__Assigned task__
Omit the pictures and output every entry below exactly as written.

───── Data extracts ─────

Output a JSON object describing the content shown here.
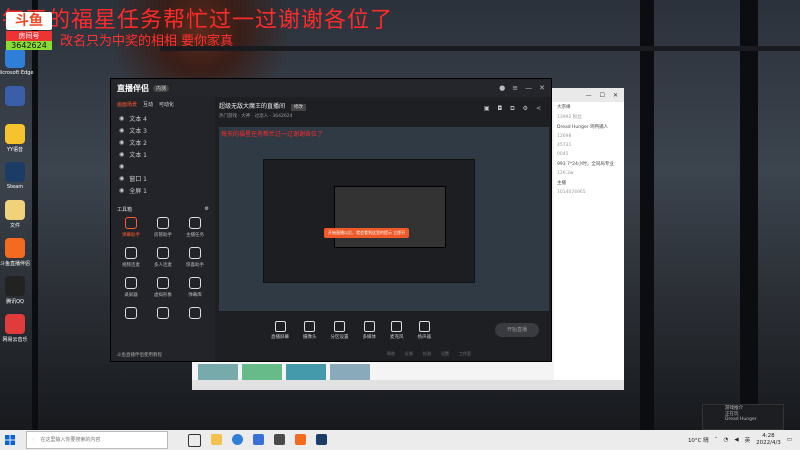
{
  "overlay": {
    "title": "每天的福星任务帮忙过一过谢谢各位了",
    "subtitle": "改名只为中奖的相相 要你家真",
    "room_label": "房间号",
    "room_number": "3642624"
  },
  "desktop_icons": [
    {
      "label": "Microsoft Edge",
      "color": "#2f7ed8"
    },
    {
      "label": "",
      "color": "#3a5fa8"
    },
    {
      "label": "YY语音",
      "color": "#f5c32d"
    },
    {
      "label": "Steam",
      "color": "#1b3c66"
    },
    {
      "label": "文件",
      "color": "#f0d27a"
    },
    {
      "label": "斗鱼直播伴侣",
      "color": "#f46b1f"
    },
    {
      "label": "腾讯QQ",
      "color": "#222222"
    },
    {
      "label": "网易云音乐",
      "color": "#e13c3c"
    }
  ],
  "app": {
    "brand": "直播伴侣",
    "beta": "内测",
    "tabs": [
      "画面场景",
      "互动",
      "可动化"
    ],
    "sources": [
      "文本 4",
      "文本 3",
      "文本 2",
      "文本 1",
      "",
      "窗口 1",
      "全屏 1"
    ],
    "tools_title": "工具箱",
    "tools": [
      {
        "label": "弹幕助手",
        "on": true
      },
      {
        "label": "房管助手",
        "on": false
      },
      {
        "label": "主播任务",
        "on": false
      },
      {
        "label": "视频连麦",
        "on": false
      },
      {
        "label": "多人连麦",
        "on": false
      },
      {
        "label": "惊喜助手",
        "on": false
      },
      {
        "label": "录屏器",
        "on": false
      },
      {
        "label": "虚拟形象",
        "on": false
      },
      {
        "label": "弹幕库",
        "on": false
      },
      {
        "label": "",
        "on": false
      },
      {
        "label": "",
        "on": false
      },
      {
        "label": "",
        "on": false
      }
    ],
    "hint": "斗鱼直播伴侣使用教程",
    "room_title": "超级无敌大魔王的直播间",
    "room_tag": "修改",
    "room_meta": [
      "热门游戏 · 大神",
      "过滤人",
      "3642624"
    ],
    "preview_overlay": "每天的福星任务帮忙过一过谢谢各位了",
    "preview_banner": "开始直播以后，就会看到这里的提示 立即开",
    "bottom_tools": [
      "直播屏幕",
      "摄像头",
      "分区设置",
      "多媒体",
      "麦克风",
      "扬声器"
    ],
    "start_label": "开始直播",
    "bottom_links": [
      "帮助",
      "反馈",
      "检测",
      "设置",
      "工作室"
    ]
  },
  "chat": [
    {
      "text": "大宗缘",
      "lbl": false
    },
    {
      "text": "13992 粉丝",
      "lbl": true
    },
    {
      "text": "Dread Hunger 鸡鸭捕人",
      "lbl": false
    },
    {
      "text": "12698",
      "lbl": true
    },
    {
      "text": "45731",
      "lbl": true
    },
    {
      "text": "0045",
      "lbl": true
    },
    {
      "text": "993 7*24小时，全同局专业",
      "lbl": false
    },
    {
      "text": "126.3w",
      "lbl": true
    },
    {
      "text": "主播",
      "lbl": false
    },
    {
      "text": "1014074965",
      "lbl": true
    }
  ],
  "notify": {
    "line1": "游戏推介",
    "line2": "正在玩",
    "line3": "Dread Hunger"
  },
  "taskbar": {
    "search_placeholder": "在这里输入你要搜索的内容",
    "temp": "10°C 晴",
    "lang": "英",
    "time": "4:28",
    "date": "2022/4/3"
  }
}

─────

__Written answer__
Output a JSON object describing the content shown here.
{
  "overlay": {
    "title": "每天的福星任务帮忙过一过谢谢各位了",
    "subtitle": "改名只为中奖的相相 要你家真",
    "room_label": "房间号",
    "room_number": "3642624"
  },
  "desktop_icons": [
    {
      "label": "Microsoft Edge",
      "color": "#2f7ed8"
    },
    {
      "label": "",
      "color": "#3a5fa8"
    },
    {
      "label": "YY语音",
      "color": "#f5c32d"
    },
    {
      "label": "Steam",
      "color": "#1b3c66"
    },
    {
      "label": "文件",
      "color": "#f0d27a"
    },
    {
      "label": "斗鱼直播伴侣",
      "color": "#f46b1f"
    },
    {
      "label": "腾讯QQ",
      "color": "#222222"
    },
    {
      "label": "网易云音乐",
      "color": "#e13c3c"
    }
  ],
  "app": {
    "brand": "直播伴侣",
    "beta": "内测",
    "tabs": [
      "画面场景",
      "互动",
      "可动化"
    ],
    "sources": [
      "文本 4",
      "文本 3",
      "文本 2",
      "文本 1",
      "",
      "窗口 1",
      "全屏 1"
    ],
    "tools_title": "工具箱",
    "tools": [
      {
        "label": "弹幕助手",
        "on": true
      },
      {
        "label": "房管助手",
        "on": false
      },
      {
        "label": "主播任务",
        "on": false
      },
      {
        "label": "视频连麦",
        "on": false
      },
      {
        "label": "多人连麦",
        "on": false
      },
      {
        "label": "惊喜助手",
        "on": false
      },
      {
        "label": "录屏器",
        "on": false
      },
      {
        "label": "虚拟形象",
        "on": false
      },
      {
        "label": "弹幕库",
        "on": false
      },
      {
        "label": "",
        "on": false
      },
      {
        "label": "",
        "on": false
      },
      {
        "label": "",
        "on": false
      }
    ],
    "hint": "斗鱼直播伴侣使用教程",
    "room_title": "超级无敌大魔王的直播间",
    "room_tag": "修改",
    "room_meta": [
      "热门游戏 · 大神",
      "过滤人",
      "3642624"
    ],
    "preview_overlay": "每天的福星任务帮忙过一过谢谢各位了",
    "preview_banner": "开始直播以后，就会看到这里的提示 立即开",
    "bottom_tools": [
      "直播屏幕",
      "摄像头",
      "分区设置",
      "多媒体",
      "麦克风",
      "扬声器"
    ],
    "start_label": "开始直播",
    "bottom_links": [
      "帮助",
      "反馈",
      "检测",
      "设置",
      "工作室"
    ]
  },
  "chat": [
    {
      "text": "大宗缘",
      "lbl": false
    },
    {
      "text": "13992 粉丝",
      "lbl": true
    },
    {
      "text": "Dread Hunger 鸡鸭捕人",
      "lbl": false
    },
    {
      "text": "12698",
      "lbl": true
    },
    {
      "text": "45731",
      "lbl": true
    },
    {
      "text": "0045",
      "lbl": true
    },
    {
      "text": "993 7*24小时，全同局专业",
      "lbl": false
    },
    {
      "text": "126.3w",
      "lbl": true
    },
    {
      "text": "主播",
      "lbl": false
    },
    {
      "text": "1014074965",
      "lbl": true
    }
  ],
  "notify": {
    "line1": "游戏推介",
    "line2": "正在玩",
    "line3": "Dread Hunger"
  },
  "taskbar": {
    "search_placeholder": "在这里输入你要搜索的内容",
    "temp": "10°C 晴",
    "lang": "英",
    "time": "4:28",
    "date": "2022/4/3"
  }
}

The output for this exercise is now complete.